◆ **Work to be completed**
Check which lines in the records hold "this" and report how many there are, with no other text.

Component data from apps and pages:

━━━━━━━━━━━━━━━━━━━━━━━━━━━━━━

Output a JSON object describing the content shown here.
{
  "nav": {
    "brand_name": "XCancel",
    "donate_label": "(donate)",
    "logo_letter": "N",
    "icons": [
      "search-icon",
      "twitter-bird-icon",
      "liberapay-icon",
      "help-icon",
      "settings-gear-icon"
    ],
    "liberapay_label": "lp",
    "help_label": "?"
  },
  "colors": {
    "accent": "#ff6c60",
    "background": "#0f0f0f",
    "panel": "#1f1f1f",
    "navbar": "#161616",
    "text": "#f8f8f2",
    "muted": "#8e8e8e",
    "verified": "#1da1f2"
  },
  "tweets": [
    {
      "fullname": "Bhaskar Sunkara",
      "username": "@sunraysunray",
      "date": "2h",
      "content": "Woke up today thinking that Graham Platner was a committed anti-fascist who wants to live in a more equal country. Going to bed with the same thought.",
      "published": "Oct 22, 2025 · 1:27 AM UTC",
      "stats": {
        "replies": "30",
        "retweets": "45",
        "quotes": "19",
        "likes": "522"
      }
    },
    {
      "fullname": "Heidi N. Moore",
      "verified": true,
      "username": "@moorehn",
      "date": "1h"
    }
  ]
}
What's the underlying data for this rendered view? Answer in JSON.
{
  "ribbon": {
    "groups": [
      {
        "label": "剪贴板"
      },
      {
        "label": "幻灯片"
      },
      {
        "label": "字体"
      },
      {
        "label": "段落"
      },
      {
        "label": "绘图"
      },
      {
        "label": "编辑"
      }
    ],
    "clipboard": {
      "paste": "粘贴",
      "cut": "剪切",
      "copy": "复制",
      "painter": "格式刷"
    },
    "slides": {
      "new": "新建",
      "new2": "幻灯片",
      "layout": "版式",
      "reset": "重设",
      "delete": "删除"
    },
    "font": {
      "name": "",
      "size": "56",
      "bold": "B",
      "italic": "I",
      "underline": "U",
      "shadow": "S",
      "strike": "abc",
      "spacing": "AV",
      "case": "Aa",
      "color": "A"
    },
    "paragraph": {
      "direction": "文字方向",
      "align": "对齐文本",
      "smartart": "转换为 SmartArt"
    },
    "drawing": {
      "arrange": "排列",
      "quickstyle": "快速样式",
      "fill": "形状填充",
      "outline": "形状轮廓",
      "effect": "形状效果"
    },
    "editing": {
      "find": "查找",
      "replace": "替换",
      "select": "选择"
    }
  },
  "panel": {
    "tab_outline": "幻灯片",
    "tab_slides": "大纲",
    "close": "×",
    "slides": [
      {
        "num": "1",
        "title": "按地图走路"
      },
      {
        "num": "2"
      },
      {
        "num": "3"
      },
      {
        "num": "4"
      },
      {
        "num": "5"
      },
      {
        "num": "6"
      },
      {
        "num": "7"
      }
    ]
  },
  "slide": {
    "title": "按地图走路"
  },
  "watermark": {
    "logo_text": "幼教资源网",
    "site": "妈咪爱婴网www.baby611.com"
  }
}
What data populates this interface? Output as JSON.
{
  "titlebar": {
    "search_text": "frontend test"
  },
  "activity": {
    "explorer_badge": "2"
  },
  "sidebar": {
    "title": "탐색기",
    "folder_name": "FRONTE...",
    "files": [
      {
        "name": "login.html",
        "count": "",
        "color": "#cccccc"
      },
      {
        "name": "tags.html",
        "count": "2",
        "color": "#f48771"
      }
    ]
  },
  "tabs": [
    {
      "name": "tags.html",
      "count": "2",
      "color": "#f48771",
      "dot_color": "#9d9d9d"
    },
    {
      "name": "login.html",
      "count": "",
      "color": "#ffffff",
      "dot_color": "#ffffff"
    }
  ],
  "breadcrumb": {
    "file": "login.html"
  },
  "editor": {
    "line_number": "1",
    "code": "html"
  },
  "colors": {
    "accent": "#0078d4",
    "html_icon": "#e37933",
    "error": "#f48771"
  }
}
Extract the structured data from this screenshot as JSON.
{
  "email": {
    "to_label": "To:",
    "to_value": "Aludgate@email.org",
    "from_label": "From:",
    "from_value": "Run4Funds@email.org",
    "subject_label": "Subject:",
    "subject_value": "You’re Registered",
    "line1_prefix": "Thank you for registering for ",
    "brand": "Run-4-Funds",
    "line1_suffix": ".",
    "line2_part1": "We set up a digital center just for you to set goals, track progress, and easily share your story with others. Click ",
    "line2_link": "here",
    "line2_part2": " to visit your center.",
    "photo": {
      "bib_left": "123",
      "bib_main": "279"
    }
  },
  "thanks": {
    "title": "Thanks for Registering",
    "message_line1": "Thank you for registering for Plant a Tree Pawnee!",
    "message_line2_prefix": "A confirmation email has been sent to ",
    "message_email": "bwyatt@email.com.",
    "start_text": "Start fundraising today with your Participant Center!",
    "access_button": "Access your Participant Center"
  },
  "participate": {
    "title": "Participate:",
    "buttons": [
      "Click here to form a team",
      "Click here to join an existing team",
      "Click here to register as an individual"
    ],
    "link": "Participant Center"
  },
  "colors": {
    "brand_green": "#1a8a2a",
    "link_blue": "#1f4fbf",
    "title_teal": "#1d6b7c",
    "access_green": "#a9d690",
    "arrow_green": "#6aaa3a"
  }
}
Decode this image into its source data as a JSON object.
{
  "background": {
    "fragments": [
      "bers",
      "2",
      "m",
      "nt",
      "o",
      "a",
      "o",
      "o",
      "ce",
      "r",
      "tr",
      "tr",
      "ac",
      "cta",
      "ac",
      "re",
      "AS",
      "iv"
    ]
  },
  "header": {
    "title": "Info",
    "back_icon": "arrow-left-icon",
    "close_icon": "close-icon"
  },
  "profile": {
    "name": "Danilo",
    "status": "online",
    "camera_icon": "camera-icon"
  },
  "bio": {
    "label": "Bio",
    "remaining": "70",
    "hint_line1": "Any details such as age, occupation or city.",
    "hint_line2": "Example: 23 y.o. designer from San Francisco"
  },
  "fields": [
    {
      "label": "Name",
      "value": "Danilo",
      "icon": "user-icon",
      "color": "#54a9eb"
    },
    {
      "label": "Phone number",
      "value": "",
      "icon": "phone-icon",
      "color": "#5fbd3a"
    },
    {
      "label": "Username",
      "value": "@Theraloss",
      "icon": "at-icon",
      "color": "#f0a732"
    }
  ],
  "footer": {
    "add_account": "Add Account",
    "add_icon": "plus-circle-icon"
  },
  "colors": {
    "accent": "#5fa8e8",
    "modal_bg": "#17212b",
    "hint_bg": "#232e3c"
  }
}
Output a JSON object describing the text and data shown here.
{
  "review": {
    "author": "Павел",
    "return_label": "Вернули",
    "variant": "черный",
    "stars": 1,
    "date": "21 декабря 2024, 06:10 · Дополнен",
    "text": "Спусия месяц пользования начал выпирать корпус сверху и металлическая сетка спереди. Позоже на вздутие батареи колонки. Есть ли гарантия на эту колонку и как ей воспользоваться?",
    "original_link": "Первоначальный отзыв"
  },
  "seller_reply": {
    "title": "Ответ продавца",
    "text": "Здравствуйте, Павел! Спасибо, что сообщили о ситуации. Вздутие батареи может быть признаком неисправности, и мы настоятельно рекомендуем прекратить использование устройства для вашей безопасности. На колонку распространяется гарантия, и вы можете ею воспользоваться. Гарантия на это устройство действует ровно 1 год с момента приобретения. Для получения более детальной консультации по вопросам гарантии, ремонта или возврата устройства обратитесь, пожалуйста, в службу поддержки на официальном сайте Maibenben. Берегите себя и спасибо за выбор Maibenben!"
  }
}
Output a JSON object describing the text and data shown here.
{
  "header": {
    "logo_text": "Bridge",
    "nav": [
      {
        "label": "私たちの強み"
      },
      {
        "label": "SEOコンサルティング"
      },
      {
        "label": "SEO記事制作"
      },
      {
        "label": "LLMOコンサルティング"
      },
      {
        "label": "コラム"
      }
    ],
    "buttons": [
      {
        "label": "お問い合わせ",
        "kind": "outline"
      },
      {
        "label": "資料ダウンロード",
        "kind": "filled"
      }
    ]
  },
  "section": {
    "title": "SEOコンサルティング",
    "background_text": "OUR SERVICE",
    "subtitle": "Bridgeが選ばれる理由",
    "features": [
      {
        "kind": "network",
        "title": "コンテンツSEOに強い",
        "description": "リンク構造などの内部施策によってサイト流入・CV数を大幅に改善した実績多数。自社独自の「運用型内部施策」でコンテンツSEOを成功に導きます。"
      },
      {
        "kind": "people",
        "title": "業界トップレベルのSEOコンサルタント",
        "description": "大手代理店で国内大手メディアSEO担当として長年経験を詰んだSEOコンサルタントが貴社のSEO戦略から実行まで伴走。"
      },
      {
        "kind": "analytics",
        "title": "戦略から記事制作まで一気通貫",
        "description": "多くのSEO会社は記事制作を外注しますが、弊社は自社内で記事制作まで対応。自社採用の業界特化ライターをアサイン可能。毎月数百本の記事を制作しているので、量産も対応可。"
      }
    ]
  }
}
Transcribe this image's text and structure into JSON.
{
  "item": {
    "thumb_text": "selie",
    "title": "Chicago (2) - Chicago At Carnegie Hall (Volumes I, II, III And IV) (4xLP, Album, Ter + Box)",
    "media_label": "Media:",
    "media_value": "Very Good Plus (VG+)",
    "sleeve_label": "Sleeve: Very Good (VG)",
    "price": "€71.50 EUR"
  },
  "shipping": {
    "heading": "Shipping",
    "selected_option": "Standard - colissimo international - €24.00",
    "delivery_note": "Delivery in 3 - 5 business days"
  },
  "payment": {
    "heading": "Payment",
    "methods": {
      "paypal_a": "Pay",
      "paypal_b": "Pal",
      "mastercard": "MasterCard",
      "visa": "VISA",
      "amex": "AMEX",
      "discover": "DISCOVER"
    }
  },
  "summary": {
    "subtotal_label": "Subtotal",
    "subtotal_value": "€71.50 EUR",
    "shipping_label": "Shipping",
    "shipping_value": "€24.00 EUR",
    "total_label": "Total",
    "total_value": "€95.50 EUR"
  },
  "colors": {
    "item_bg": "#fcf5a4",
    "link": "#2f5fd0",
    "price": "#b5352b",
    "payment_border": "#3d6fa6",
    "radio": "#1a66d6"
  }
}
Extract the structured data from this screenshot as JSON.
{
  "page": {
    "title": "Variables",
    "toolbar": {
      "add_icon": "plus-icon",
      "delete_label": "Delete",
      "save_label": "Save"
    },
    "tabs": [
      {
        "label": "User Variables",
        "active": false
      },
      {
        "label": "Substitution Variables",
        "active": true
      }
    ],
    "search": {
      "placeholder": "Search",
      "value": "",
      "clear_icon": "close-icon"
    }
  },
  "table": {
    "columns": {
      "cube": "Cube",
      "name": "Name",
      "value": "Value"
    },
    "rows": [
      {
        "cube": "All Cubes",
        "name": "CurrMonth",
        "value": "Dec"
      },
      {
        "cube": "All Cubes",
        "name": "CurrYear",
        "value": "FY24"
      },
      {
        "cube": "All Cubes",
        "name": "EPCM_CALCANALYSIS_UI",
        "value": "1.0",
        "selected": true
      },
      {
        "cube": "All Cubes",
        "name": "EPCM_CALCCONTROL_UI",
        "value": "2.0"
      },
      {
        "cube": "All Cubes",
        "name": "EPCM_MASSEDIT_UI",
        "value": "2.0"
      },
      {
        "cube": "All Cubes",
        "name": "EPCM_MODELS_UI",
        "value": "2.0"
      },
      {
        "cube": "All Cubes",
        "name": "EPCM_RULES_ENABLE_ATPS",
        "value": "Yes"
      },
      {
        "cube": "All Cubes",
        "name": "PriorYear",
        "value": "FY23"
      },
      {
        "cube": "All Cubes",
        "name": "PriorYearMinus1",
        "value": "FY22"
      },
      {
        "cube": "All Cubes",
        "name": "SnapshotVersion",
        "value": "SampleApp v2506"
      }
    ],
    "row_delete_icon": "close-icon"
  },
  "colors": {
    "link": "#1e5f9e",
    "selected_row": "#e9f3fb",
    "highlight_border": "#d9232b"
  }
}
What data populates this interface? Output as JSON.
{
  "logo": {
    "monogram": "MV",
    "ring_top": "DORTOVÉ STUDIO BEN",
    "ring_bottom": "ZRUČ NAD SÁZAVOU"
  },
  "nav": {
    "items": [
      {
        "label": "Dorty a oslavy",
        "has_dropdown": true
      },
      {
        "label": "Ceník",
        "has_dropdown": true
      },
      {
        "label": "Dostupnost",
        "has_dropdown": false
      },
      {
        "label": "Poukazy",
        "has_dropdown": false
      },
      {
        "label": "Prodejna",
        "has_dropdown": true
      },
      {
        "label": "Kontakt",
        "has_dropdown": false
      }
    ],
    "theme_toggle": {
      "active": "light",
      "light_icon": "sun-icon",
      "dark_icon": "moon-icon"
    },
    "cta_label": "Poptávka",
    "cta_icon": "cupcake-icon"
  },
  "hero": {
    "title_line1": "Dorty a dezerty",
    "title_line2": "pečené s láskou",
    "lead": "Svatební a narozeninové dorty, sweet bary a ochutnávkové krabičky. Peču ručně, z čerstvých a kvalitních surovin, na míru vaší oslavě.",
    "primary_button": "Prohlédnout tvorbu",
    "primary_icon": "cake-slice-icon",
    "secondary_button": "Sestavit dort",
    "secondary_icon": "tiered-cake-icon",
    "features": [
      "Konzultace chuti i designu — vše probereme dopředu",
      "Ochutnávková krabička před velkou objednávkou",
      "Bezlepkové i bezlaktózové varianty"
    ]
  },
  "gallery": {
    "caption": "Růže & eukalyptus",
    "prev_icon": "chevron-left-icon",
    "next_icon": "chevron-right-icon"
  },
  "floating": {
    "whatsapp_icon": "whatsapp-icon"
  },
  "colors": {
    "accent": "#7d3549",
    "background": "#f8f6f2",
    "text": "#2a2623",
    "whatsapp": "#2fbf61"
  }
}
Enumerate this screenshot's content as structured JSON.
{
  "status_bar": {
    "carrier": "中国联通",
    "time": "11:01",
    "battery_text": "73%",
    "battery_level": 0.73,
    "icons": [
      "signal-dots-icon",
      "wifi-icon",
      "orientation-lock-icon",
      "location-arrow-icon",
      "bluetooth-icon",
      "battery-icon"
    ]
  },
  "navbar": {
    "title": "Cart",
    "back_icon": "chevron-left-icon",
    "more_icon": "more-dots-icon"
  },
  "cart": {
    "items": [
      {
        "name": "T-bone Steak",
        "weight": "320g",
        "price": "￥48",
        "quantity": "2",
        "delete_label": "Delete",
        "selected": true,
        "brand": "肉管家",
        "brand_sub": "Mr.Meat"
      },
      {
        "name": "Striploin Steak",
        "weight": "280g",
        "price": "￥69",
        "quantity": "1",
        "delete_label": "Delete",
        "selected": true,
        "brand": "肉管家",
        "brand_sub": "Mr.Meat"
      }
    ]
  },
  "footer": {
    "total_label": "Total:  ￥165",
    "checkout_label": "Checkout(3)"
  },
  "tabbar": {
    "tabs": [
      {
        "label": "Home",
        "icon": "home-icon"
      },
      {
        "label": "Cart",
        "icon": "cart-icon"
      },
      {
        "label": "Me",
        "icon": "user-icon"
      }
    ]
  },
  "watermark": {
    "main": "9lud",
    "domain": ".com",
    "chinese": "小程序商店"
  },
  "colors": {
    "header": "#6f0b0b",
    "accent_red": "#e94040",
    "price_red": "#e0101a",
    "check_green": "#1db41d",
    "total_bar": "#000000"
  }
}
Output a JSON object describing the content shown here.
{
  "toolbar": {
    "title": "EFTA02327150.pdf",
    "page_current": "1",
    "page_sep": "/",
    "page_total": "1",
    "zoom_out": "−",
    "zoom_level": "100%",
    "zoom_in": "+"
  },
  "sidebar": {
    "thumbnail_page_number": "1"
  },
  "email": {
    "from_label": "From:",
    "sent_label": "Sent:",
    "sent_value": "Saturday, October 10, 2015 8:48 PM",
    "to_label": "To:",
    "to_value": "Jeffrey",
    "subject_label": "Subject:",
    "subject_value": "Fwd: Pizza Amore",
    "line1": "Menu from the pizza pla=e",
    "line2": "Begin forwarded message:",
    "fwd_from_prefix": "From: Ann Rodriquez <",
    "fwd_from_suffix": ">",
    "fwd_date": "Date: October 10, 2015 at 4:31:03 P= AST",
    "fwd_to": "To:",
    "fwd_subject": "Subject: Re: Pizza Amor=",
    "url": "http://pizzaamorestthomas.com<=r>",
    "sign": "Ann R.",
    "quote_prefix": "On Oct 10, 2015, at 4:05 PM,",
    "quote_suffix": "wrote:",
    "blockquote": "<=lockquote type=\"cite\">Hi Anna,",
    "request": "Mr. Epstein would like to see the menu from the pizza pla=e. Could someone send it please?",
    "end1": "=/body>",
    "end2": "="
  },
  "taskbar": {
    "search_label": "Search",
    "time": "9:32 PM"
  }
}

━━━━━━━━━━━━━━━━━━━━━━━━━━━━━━

◆ **Result**
8